◆ **Exercise details**
Throughout the listing below, show every line in which "from" occurs.

◆ **Material for the task**
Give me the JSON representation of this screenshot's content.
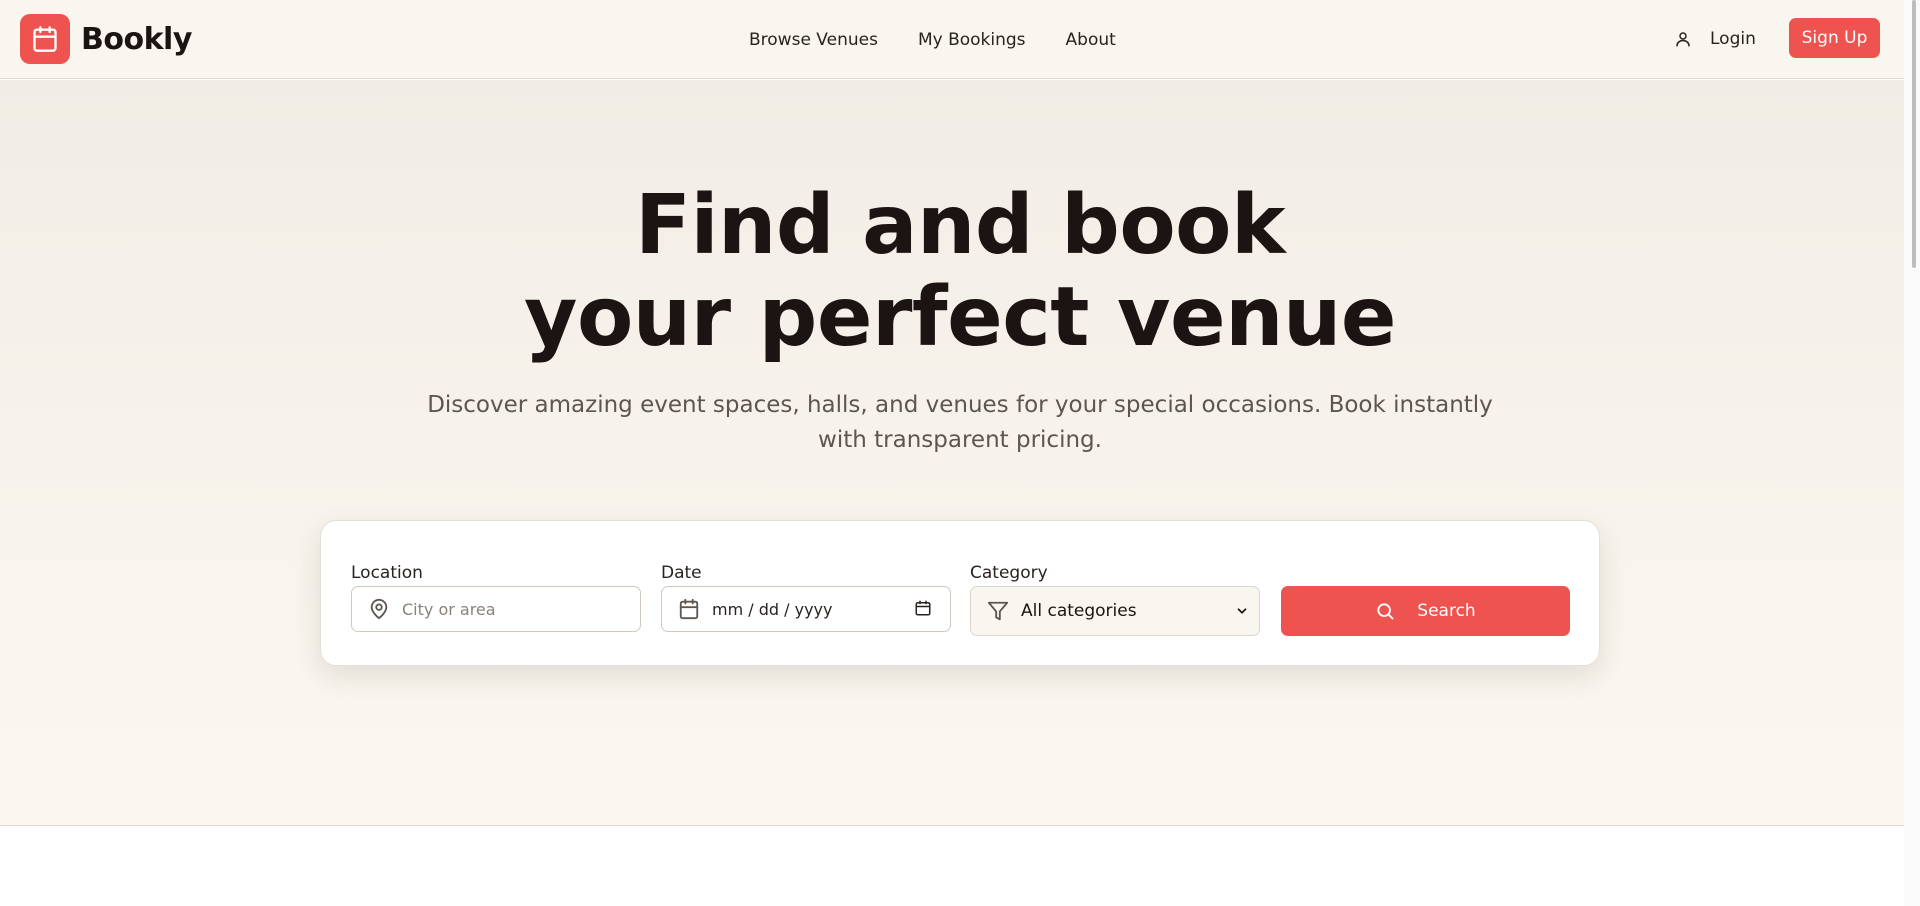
{
  "header": {
    "brand": "Bookly",
    "nav": [
      "Browse Venues",
      "My Bookings",
      "About"
    ],
    "login_label": "Login",
    "signup_label": "Sign Up"
  },
  "hero": {
    "title_line1": "Find and book",
    "title_line2": "your perfect venue",
    "subtitle": "Discover amazing event spaces, halls, and venues for your special occasions. Book instantly with transparent pricing."
  },
  "search": {
    "location_label": "Location",
    "location_placeholder": "City or area",
    "date_label": "Date",
    "date_placeholder": "mm / dd / yyyy",
    "category_label": "Category",
    "category_value": "All categories",
    "button_label": "Search"
  },
  "colors": {
    "accent": "#ee5350",
    "background": "#f9f6f0",
    "text": "#1c1412"
  },
  "icons": {
    "logo": "calendar-icon",
    "login": "user-icon",
    "location": "map-pin-icon",
    "date": "calendar-icon",
    "category": "filter-icon",
    "search": "search-icon"
  }
}
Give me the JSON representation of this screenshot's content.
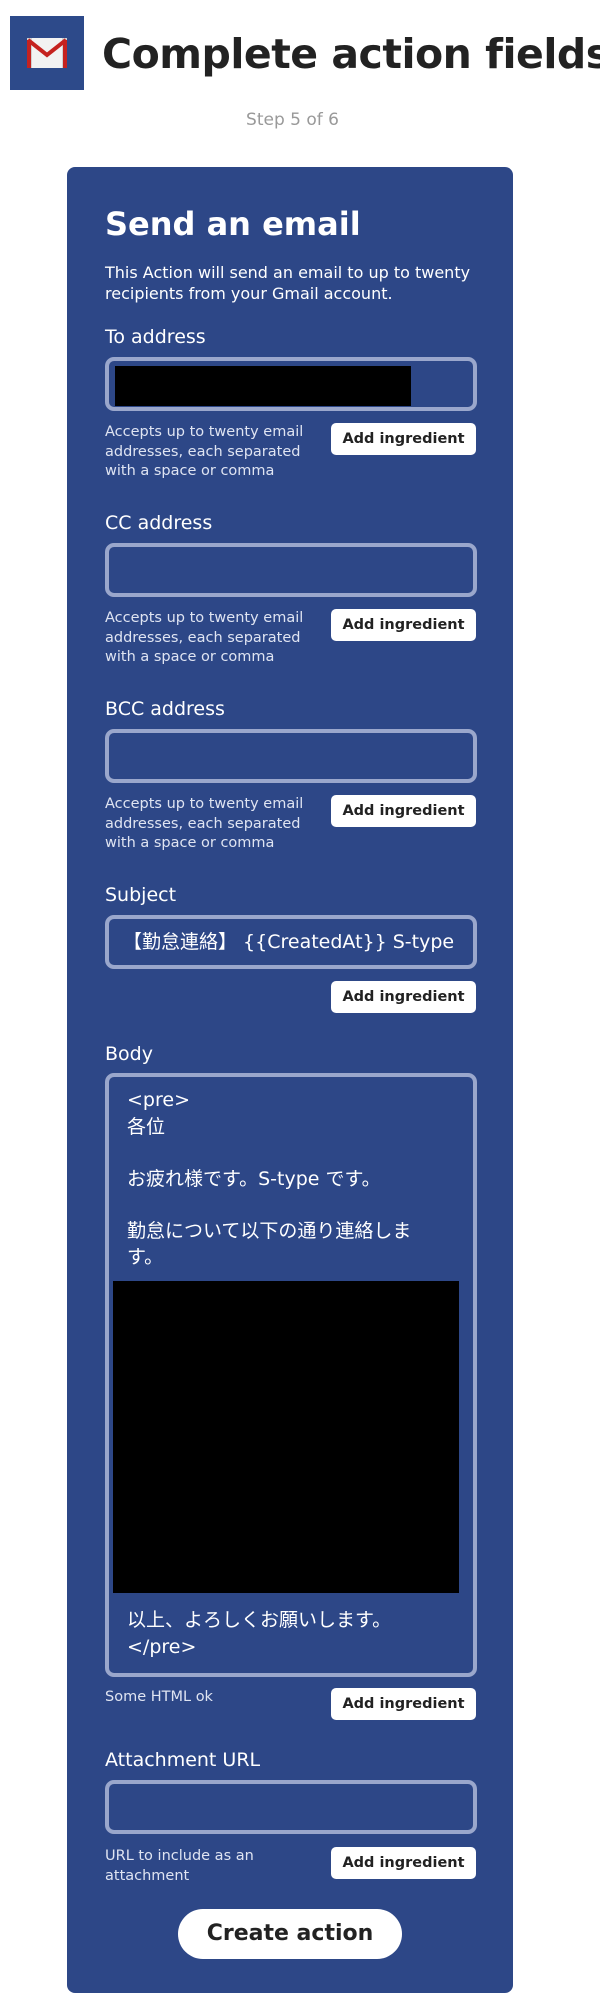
{
  "header": {
    "icon": "gmail-icon",
    "title": "Complete action fields",
    "step": "Step 5 of 6"
  },
  "panel": {
    "title": "Send an email",
    "description": "This Action will send an email to up to twenty recipients from your Gmail account.",
    "ingredient_label": "Add ingredient",
    "fields": {
      "to": {
        "label": "To address",
        "value": "",
        "hint": "Accepts up to twenty email addresses, each separated with a space or comma"
      },
      "cc": {
        "label": "CC address",
        "value": "",
        "hint": "Accepts up to twenty email addresses, each separated with a space or comma"
      },
      "bcc": {
        "label": "BCC address",
        "value": "",
        "hint": "Accepts up to twenty email addresses, each separated with a space or comma"
      },
      "subject": {
        "label": "Subject",
        "value": "【勤怠連絡】 {{CreatedAt}} S-type"
      },
      "body": {
        "label": "Body",
        "lines": [
          "<pre>",
          "各位",
          "お疲れ様です。S-type です。",
          "勤怠について以下の通り連絡しま",
          "す。",
          "以上、よろしくお願いします。",
          "</pre>"
        ],
        "hint": "Some HTML ok"
      },
      "attachment": {
        "label": "Attachment URL",
        "value": "",
        "hint": "URL to include as an attachment"
      }
    },
    "create_label": "Create action"
  },
  "colors": {
    "panel_bg": "#2d4787",
    "input_border": "#9aa7cc",
    "button_bg": "#ffffff"
  }
}
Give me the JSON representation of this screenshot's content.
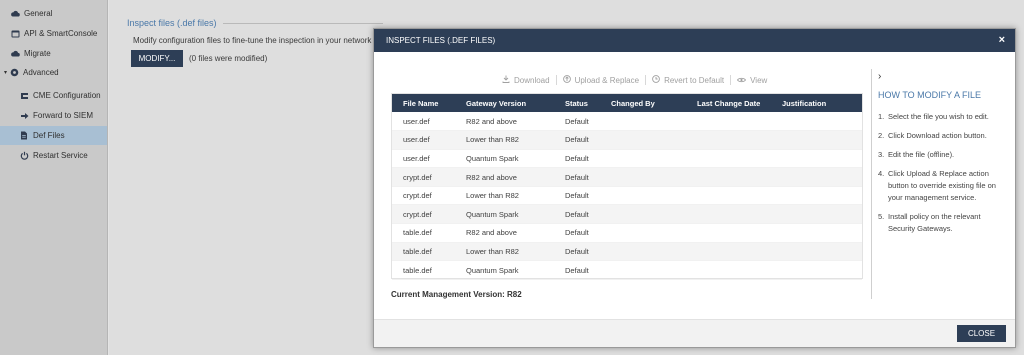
{
  "sidebar": {
    "items": [
      {
        "label": "General",
        "icon": "cloud-icon"
      },
      {
        "label": "API & SmartConsole",
        "icon": "window-icon"
      },
      {
        "label": "Migrate",
        "icon": "cloud-icon"
      },
      {
        "label": "Advanced",
        "icon": "gear-icon",
        "expanded": true
      },
      {
        "label": "CME Configuration",
        "icon": "cme-icon"
      },
      {
        "label": "Forward to SIEM",
        "icon": "forward-icon"
      },
      {
        "label": "Def Files",
        "icon": "file-icon",
        "active": true
      },
      {
        "label": "Restart Service",
        "icon": "power-icon"
      }
    ]
  },
  "main": {
    "section_title": "Inspect files (.def files)",
    "description": "Modify configuration files to fine-tune the inspection in your network",
    "modify_label": "MODIFY...",
    "modified_note": "(0 files were modified)"
  },
  "modal": {
    "title": "INSPECT FILES (.DEF FILES)",
    "close_x": "×",
    "toolbar": {
      "download": "Download",
      "upload_replace": "Upload & Replace",
      "revert": "Revert to Default",
      "view": "View"
    },
    "table": {
      "columns": [
        "File Name",
        "Gateway Version",
        "Status",
        "Changed By",
        "Last Change Date",
        "Justification"
      ],
      "rows": [
        [
          "user.def",
          "R82 and above",
          "Default",
          "",
          "",
          ""
        ],
        [
          "user.def",
          "Lower than R82",
          "Default",
          "",
          "",
          ""
        ],
        [
          "user.def",
          "Quantum Spark",
          "Default",
          "",
          "",
          ""
        ],
        [
          "crypt.def",
          "R82 and above",
          "Default",
          "",
          "",
          ""
        ],
        [
          "crypt.def",
          "Lower than R82",
          "Default",
          "",
          "",
          ""
        ],
        [
          "crypt.def",
          "Quantum Spark",
          "Default",
          "",
          "",
          ""
        ],
        [
          "table.def",
          "R82 and above",
          "Default",
          "",
          "",
          ""
        ],
        [
          "table.def",
          "Lower than R82",
          "Default",
          "",
          "",
          ""
        ],
        [
          "table.def",
          "Quantum Spark",
          "Default",
          "",
          "",
          ""
        ]
      ]
    },
    "management_version": "Current Management Version: R82",
    "help": {
      "chevron": "›",
      "title": "HOW TO MODIFY A FILE",
      "steps": [
        {
          "n": "1.",
          "text": "Select the file you wish to edit."
        },
        {
          "n": "2.",
          "text": "Click Download action button."
        },
        {
          "n": "3.",
          "text": "Edit the file (offline)."
        },
        {
          "n": "4.",
          "text": "Click Upload & Replace action button to override existing file on your management service."
        },
        {
          "n": "5.",
          "text": "Install policy on the relevant Security Gateways."
        }
      ]
    },
    "close_label": "CLOSE"
  },
  "colors": {
    "header_navy": "#2d3e56",
    "accent_blue": "#4a78a8",
    "sidebar_active": "#a8bfd3"
  }
}
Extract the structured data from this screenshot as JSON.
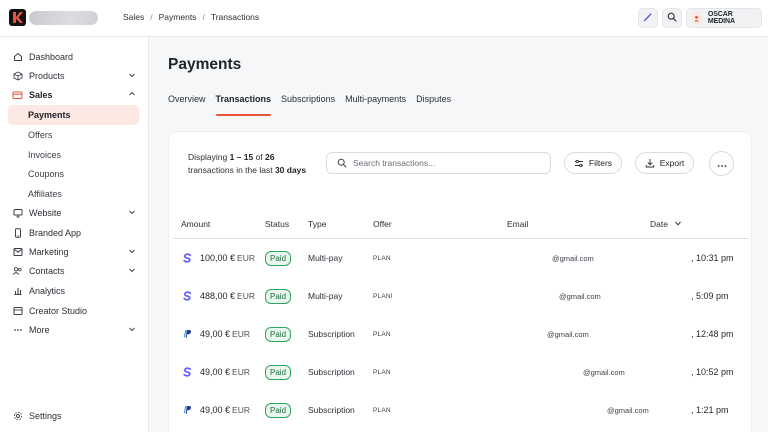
{
  "topbar": {
    "breadcrumbs": [
      "Sales",
      "Payments",
      "Transactions"
    ],
    "user_name": "OSCAR MEDINA"
  },
  "sidebar": {
    "items": [
      {
        "label": "Dashboard",
        "icon": "home-icon"
      },
      {
        "label": "Products",
        "icon": "cube-icon"
      },
      {
        "label": "Sales",
        "icon": "credit-card-icon"
      },
      {
        "label": "Website",
        "icon": "monitor-icon"
      },
      {
        "label": "Branded App",
        "icon": "phone-icon"
      },
      {
        "label": "Marketing",
        "icon": "megaphone-icon"
      },
      {
        "label": "Contacts",
        "icon": "users-icon"
      },
      {
        "label": "Analytics",
        "icon": "chart-icon"
      },
      {
        "label": "Creator Studio",
        "icon": "studio-icon"
      },
      {
        "label": "More",
        "icon": "dots-icon"
      },
      {
        "label": "Settings",
        "icon": "gear-icon"
      }
    ],
    "sales_sub": [
      "Payments",
      "Offers",
      "Invoices",
      "Coupons",
      "Affiliates"
    ]
  },
  "page": {
    "title": "Payments",
    "tabs": [
      "Overview",
      "Transactions",
      "Subscriptions",
      "Multi-payments",
      "Disputes"
    ],
    "active_tab": "Transactions"
  },
  "toolbar": {
    "display_pre": "Displaying ",
    "display_range": "1 – 15",
    "display_of": " of ",
    "display_total": "26",
    "display_mid": "transactions in the last ",
    "display_period": "30 days",
    "search_placeholder": "Search transactions...",
    "filters_label": "Filters",
    "export_label": "Export"
  },
  "table": {
    "columns": {
      "amount": "Amount",
      "status": "Status",
      "type": "Type",
      "offer": "Offer",
      "email": "Email",
      "date": "Date"
    },
    "rows": [
      {
        "method": "stripe",
        "amount": "100,00 €",
        "currency": "EUR",
        "status": "Paid",
        "type": "Multi-pay",
        "offer": "PLAN",
        "email": "@gmail.com",
        "date": ", 10:31 pm"
      },
      {
        "method": "stripe",
        "amount": "488,00 €",
        "currency": "EUR",
        "status": "Paid",
        "type": "Multi-pay",
        "offer": "PLANI",
        "email": "@gmail.com",
        "date": ", 5:09 pm"
      },
      {
        "method": "paypal",
        "amount": "49,00 €",
        "currency": "EUR",
        "status": "Paid",
        "type": "Subscription",
        "offer": "PLAN",
        "email": "@gmail.com",
        "date": ", 12:48 pm"
      },
      {
        "method": "stripe",
        "amount": "49,00 €",
        "currency": "EUR",
        "status": "Paid",
        "type": "Subscription",
        "offer": "PLAN",
        "email": "@gmail.com",
        "date": ", 10:52 pm"
      },
      {
        "method": "paypal",
        "amount": "49,00 €",
        "currency": "EUR",
        "status": "Paid",
        "type": "Subscription",
        "offer": "PLAN",
        "email": "@gmail.com",
        "date": ", 1:21 pm"
      }
    ]
  },
  "colors": {
    "accent": "#e8543a",
    "stripe": "#635bff",
    "paypal": "#1f3a8a",
    "paid_border": "#2fa45f"
  }
}
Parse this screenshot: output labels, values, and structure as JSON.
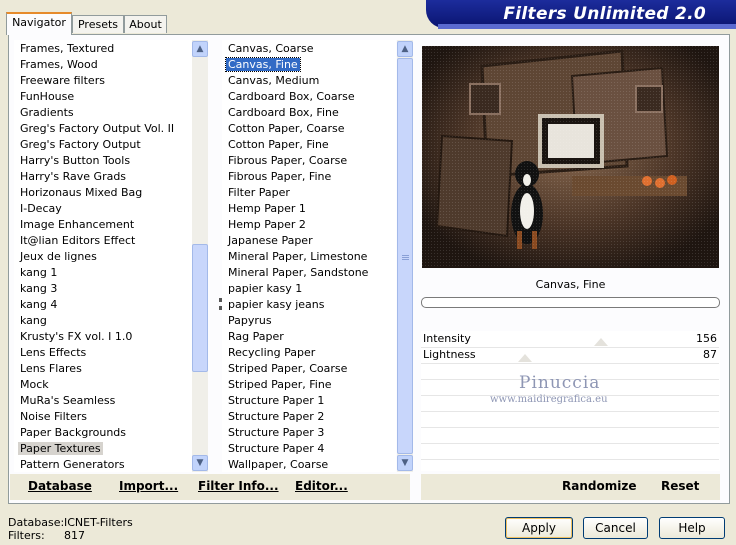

◆ **Output for this exercise**
    "description": "This Action will send an email to up to twenty recipients from your Gmail account.",
Extract the structured data from this screenshot as JSON.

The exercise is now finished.